The government has scaled back the weakening of its job support schemes — without significant labour movement pressure. If the labour movement fights, we can win more.
The original, pre-October furlough and self-employment schemes were stingy enough, and they are still being cut. But the latest changes for after 31 October (increasing the state contribution to employers to keep jobs from 22 to 49%, and reducing the number of hours workers must work; doubling the payment to self-employed people from 20 to 40% of normal income) are real concessions.
Neither trade unions nor the Labour Party have clearly or vocally demanded even maintenance of the pre-October schemes. Labour spokespeople have criticised the Tories, but their only proposal has been the vague one for “more targeted support”. TUC General Secretary Frances O’Grady actively endorsed the revised job support scheme which Rishi Sunak has now improved.
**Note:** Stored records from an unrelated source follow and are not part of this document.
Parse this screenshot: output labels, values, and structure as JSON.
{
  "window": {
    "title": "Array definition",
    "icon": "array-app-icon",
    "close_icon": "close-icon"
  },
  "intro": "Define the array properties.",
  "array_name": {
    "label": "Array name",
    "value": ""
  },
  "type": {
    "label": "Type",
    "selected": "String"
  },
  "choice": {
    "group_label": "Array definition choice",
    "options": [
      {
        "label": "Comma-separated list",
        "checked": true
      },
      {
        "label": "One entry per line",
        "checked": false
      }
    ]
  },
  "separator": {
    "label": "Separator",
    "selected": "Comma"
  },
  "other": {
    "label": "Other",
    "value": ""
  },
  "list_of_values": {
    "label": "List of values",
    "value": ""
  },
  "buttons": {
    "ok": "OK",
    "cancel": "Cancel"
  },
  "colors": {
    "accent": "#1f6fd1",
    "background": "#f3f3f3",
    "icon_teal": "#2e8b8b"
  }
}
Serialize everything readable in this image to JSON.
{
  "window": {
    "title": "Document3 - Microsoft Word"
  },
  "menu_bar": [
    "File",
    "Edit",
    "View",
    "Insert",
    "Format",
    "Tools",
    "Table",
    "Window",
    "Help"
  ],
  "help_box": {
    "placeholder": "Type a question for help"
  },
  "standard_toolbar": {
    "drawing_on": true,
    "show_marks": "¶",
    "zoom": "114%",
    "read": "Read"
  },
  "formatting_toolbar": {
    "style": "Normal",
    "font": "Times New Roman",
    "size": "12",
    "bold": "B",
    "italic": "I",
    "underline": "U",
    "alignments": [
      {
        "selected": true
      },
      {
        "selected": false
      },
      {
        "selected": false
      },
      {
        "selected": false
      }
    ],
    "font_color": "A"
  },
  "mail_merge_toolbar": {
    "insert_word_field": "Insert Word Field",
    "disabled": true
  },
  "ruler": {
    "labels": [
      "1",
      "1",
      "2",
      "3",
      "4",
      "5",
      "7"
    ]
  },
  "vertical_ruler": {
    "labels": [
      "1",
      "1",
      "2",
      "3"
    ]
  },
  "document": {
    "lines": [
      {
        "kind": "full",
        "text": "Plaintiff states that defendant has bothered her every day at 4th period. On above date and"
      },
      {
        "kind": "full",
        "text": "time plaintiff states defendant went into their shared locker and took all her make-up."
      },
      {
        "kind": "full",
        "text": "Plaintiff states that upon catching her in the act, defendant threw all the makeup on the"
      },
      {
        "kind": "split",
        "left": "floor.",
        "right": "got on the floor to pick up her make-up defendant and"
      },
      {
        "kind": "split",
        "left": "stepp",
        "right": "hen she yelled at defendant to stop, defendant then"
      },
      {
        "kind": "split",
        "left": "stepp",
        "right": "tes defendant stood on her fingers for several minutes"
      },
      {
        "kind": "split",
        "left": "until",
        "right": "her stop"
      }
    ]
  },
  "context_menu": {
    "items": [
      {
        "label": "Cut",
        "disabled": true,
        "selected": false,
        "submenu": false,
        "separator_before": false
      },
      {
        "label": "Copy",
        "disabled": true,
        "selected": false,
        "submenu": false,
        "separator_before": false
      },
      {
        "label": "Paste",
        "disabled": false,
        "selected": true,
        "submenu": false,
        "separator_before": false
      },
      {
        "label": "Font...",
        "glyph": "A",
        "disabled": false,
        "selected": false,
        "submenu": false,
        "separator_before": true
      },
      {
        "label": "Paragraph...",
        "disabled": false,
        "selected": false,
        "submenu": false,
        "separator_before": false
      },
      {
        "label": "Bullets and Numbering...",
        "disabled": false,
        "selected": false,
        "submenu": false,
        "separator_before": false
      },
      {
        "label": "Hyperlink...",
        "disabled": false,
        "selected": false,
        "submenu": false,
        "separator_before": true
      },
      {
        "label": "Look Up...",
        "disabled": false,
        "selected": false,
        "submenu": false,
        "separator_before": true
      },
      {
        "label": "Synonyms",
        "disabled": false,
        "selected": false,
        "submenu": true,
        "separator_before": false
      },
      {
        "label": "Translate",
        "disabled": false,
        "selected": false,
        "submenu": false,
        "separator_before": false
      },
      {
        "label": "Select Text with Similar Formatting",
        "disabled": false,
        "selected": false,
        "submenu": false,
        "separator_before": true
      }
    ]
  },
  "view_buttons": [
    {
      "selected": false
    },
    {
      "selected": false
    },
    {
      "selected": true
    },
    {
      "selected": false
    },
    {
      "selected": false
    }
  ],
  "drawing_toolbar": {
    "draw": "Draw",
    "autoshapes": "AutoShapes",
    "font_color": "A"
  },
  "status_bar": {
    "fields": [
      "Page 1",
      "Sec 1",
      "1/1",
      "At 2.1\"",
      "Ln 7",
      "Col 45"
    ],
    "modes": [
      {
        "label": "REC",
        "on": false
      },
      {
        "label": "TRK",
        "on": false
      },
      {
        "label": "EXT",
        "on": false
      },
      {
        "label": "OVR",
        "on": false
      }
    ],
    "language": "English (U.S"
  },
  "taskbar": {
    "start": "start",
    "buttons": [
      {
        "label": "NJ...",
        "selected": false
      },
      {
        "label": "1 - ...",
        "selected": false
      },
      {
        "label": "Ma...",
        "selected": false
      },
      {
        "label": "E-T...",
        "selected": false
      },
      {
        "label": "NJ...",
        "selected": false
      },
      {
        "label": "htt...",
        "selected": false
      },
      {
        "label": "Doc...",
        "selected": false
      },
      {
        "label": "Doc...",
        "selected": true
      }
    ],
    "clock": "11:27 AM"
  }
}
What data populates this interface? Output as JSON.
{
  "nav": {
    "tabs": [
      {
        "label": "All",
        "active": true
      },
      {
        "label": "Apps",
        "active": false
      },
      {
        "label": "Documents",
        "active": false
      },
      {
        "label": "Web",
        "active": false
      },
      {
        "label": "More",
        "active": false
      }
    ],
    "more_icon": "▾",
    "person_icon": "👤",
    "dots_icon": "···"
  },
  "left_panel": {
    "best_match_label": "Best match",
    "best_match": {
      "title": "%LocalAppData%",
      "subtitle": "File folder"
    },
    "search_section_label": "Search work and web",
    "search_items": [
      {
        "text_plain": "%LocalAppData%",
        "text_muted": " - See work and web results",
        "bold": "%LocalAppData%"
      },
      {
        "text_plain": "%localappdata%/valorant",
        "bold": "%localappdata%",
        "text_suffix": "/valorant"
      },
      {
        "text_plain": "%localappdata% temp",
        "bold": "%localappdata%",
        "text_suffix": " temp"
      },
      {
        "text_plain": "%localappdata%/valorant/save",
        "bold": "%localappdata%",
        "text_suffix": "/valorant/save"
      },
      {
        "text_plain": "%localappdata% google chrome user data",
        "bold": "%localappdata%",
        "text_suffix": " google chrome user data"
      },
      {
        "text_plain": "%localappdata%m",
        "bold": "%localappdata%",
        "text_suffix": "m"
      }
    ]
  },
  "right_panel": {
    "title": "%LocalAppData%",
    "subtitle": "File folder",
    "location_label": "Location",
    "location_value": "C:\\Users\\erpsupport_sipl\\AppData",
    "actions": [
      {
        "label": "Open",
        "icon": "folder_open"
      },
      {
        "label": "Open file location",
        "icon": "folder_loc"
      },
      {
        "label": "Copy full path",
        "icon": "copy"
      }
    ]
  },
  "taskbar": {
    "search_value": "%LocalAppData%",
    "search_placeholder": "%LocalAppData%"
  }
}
The Tories have given a little bit more because they fear economic chaos and social breakdown (or too much of them, at least). Their footing is not sure. If they are put under meaningful pressure, they can be forced to give a lot more.
The labour movement as a duty to step up and exert that pressure. Even with the latest announcements, millions will be unemployed by the new year. Conditions for those who remain in work will worsen. Young, women and BME workers are already and will continue to be hit the hardest.
Socialists in the trade unions and Labour Party should raise clear demands to guarantee everyone a job or adequate support, and fight for the whole movement to take them up. Like:
• Instead of cutting back job support, reinstate the pre-October furlough and self-employed schemes, and plug their holes to cover everyone.
• Boost benefits. The government still intends to reverse the meagre £1,000 a year increase to Universal Credit. As a bare minimum, that must be stopped, along with reassertion of punitive “conditionality”. The TUC’s proposal to increase UC to £260 a week is right — it needs fighting for.
• Create good — socially useful, relatively well-paid and secure — jobs in the public sector. Given the scale of the crisis, and the hundreds of thousands of public-sector jobs cut in the last decade, we need to demand millions of new jobs.
We need comprehensive public ownership and provision in social care and in the health service to create the expanded services that are necessary. We need a fully public test-and-trace system, and a council house-building program. We need emergency funding to halt and reverse cuts in local government, universities and colleges, arts and culture and other sectors.
• Raise the minimum wage to £15 an hour. Ban zero hours contracts.
The labour movement needs an urgent discussion about its demands. And it urgently needs to start making demands.
Linked to clear and insistently repeated demands, political noise and pressure can force the Tories to concede more, weakening them in the process. Linked to a push to support and encourage workers’ struggles, it can be more powerful still.